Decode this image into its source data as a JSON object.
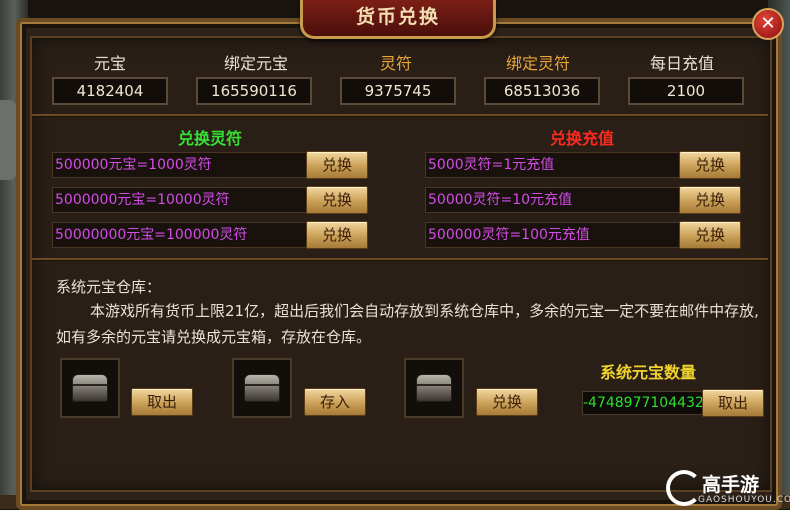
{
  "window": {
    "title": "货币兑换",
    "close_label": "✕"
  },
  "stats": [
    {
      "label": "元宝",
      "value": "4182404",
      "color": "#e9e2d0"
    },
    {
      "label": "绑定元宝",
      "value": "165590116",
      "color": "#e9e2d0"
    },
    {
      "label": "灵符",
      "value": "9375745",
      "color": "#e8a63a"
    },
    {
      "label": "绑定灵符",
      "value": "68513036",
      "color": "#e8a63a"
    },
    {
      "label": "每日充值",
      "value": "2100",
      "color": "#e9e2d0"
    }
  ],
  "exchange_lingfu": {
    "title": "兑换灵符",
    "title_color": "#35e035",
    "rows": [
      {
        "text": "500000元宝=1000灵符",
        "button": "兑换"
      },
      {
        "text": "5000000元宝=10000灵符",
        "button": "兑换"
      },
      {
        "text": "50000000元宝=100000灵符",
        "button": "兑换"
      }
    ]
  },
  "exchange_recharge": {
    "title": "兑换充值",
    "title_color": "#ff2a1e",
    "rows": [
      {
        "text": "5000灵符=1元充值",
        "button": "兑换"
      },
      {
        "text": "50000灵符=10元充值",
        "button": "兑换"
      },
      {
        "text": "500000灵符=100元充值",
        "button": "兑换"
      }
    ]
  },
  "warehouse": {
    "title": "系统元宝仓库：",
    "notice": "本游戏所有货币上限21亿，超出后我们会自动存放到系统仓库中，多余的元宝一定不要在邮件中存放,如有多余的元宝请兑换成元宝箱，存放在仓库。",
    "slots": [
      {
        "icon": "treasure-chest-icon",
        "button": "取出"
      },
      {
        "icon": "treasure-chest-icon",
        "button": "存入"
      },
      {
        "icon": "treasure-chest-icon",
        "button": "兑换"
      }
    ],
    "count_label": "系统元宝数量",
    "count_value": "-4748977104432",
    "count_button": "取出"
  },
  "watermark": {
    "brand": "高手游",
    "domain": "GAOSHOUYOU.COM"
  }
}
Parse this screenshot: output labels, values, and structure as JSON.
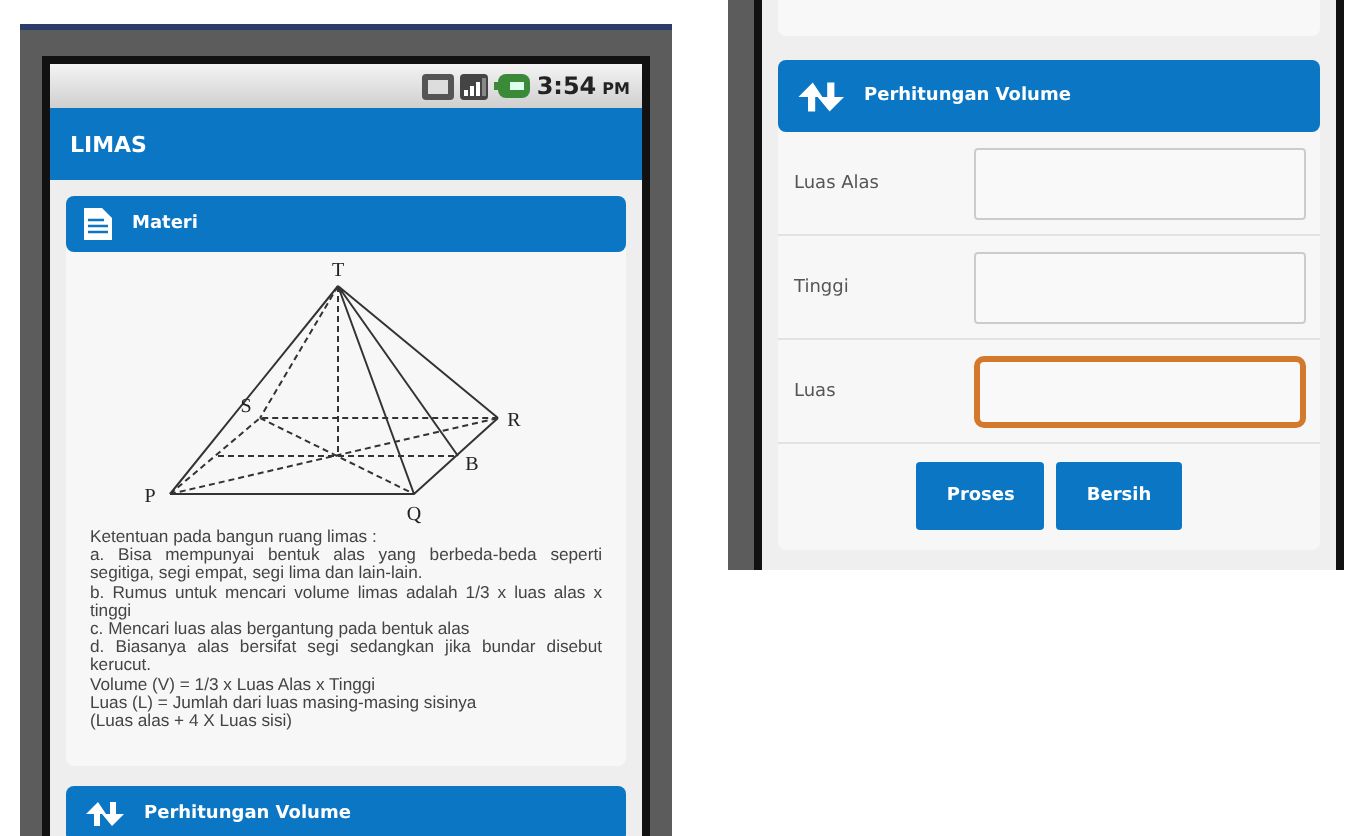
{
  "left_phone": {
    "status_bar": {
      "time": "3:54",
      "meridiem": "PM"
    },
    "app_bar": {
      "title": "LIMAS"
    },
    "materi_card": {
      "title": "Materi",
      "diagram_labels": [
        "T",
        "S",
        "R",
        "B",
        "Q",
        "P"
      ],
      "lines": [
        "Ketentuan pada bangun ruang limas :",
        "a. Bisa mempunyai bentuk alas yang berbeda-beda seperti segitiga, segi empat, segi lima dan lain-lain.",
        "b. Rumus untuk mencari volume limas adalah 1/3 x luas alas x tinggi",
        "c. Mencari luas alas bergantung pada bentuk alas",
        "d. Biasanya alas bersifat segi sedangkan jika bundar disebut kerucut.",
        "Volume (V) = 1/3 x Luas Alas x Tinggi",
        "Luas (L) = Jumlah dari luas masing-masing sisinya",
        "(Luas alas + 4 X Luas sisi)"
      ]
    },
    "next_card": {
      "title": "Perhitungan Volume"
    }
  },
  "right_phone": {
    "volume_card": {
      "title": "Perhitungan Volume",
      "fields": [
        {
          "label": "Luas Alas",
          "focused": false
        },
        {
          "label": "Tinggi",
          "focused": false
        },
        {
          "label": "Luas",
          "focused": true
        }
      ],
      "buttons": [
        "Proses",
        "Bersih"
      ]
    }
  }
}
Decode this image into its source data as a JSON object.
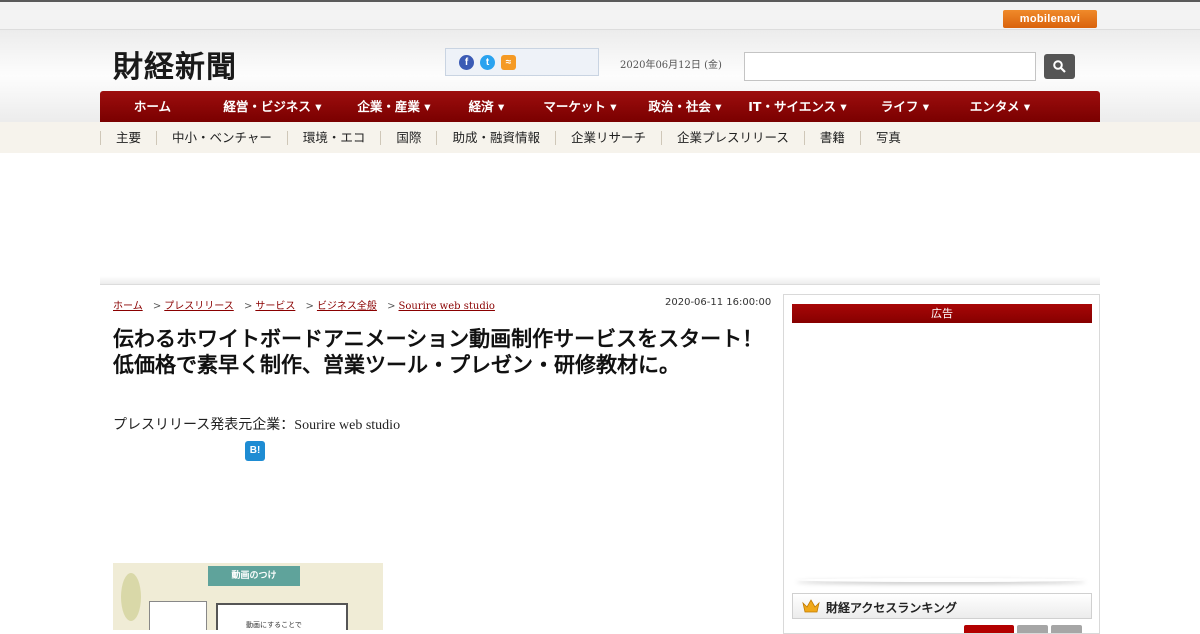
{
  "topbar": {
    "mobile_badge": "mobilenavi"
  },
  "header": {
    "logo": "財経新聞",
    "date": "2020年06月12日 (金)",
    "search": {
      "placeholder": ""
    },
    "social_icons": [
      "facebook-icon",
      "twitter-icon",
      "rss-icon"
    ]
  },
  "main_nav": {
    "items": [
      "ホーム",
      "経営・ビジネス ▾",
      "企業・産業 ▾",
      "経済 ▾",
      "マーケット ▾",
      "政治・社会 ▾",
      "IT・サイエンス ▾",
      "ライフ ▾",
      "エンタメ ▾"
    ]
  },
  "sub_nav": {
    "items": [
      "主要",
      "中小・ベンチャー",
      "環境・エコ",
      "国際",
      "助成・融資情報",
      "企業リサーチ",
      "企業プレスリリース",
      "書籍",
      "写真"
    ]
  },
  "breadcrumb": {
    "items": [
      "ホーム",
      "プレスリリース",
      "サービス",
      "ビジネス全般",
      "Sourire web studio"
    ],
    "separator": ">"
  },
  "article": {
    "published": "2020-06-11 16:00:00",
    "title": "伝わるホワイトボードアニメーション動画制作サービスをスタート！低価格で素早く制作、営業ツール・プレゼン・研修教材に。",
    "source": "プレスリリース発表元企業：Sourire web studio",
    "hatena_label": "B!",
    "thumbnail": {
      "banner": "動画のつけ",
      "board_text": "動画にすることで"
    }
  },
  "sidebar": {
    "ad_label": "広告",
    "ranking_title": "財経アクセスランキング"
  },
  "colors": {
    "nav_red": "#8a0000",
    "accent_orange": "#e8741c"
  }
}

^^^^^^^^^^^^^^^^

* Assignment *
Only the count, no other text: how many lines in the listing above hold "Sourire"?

* Exercise output *
2